- [Action item]:
In the records below, work out how many lines hold the word "name". Report the number alone.

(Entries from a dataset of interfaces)

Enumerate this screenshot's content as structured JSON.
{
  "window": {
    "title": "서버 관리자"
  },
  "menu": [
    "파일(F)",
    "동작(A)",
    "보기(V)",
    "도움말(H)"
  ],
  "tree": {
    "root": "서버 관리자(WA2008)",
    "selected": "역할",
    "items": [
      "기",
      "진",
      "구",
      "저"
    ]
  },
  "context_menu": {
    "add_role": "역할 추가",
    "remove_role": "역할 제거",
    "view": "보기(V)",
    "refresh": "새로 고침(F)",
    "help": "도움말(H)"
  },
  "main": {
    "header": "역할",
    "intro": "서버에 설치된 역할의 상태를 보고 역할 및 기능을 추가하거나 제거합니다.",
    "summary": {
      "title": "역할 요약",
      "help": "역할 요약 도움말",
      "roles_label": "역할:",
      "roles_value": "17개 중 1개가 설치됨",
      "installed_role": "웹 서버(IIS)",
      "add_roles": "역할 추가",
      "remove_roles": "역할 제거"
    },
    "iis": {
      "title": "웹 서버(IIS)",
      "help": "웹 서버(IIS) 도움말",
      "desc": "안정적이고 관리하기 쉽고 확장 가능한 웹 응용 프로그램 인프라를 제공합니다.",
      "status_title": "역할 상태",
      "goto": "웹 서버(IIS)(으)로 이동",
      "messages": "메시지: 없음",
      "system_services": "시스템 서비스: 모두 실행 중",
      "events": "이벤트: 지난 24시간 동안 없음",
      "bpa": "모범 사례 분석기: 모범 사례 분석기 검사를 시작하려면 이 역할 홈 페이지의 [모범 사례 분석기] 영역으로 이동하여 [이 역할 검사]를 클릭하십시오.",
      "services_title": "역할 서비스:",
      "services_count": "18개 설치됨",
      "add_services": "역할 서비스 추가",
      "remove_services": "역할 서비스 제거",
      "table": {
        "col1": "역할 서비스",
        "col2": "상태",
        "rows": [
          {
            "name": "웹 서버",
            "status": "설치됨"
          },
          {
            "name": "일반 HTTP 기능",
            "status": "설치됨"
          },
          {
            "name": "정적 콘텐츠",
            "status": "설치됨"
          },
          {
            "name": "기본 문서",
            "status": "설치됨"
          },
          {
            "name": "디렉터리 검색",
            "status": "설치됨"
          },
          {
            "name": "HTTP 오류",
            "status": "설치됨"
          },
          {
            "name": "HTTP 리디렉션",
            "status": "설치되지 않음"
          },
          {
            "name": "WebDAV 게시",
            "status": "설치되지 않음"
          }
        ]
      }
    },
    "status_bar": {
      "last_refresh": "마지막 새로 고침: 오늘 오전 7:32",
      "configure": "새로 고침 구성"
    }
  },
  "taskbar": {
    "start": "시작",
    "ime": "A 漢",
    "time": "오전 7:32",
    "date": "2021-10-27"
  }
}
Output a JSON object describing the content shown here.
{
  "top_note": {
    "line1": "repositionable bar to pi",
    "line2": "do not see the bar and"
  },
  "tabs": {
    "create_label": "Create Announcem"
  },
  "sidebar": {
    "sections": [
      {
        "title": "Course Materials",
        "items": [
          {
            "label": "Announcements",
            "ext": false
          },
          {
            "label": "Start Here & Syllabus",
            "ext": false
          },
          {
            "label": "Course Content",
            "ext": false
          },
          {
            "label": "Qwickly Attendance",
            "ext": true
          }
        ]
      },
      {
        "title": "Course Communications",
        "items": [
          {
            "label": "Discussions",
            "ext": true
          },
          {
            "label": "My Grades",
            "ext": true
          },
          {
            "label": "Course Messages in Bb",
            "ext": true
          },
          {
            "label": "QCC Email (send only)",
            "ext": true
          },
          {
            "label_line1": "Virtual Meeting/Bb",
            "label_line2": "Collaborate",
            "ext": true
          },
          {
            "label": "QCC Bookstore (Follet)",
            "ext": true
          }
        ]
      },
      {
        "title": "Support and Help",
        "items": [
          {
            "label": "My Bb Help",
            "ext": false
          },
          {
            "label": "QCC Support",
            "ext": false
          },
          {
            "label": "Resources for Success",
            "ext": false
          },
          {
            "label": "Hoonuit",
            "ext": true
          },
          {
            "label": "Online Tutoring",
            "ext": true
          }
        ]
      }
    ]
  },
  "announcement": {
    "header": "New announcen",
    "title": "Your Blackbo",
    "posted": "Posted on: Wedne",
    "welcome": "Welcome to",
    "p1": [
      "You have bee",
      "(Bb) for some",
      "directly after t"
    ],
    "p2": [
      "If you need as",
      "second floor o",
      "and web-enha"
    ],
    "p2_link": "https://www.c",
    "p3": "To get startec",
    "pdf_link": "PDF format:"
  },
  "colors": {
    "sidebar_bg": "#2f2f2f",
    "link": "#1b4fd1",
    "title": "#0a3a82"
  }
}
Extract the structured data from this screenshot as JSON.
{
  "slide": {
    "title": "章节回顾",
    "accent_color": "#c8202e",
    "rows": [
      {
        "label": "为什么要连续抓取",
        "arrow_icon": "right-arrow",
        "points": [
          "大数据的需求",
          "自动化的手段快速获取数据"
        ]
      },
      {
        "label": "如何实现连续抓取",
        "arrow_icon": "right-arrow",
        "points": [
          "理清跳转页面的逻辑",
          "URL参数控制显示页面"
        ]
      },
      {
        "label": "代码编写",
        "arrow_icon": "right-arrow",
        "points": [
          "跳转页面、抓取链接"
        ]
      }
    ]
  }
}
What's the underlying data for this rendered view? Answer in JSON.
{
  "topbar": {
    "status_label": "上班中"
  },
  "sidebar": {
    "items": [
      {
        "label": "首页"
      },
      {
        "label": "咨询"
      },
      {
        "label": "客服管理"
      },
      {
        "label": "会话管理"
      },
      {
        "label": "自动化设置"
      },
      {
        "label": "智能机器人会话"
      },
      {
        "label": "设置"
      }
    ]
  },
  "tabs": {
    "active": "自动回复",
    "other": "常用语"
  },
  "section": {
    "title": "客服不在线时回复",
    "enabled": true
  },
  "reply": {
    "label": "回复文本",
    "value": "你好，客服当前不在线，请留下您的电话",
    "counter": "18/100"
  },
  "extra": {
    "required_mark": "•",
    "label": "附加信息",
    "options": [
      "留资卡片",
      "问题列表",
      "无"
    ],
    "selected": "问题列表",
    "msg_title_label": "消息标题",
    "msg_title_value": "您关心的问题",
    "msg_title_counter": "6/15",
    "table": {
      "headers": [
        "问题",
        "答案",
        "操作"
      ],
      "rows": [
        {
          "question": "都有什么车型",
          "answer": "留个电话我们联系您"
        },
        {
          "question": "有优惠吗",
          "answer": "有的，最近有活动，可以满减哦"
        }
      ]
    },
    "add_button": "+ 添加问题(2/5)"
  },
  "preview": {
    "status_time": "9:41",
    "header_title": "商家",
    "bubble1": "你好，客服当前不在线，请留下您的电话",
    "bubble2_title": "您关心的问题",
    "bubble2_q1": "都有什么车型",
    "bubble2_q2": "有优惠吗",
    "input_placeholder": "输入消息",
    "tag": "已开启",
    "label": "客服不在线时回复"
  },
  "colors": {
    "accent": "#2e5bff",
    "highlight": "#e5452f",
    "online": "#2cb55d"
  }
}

- [Output of the exercise]:
8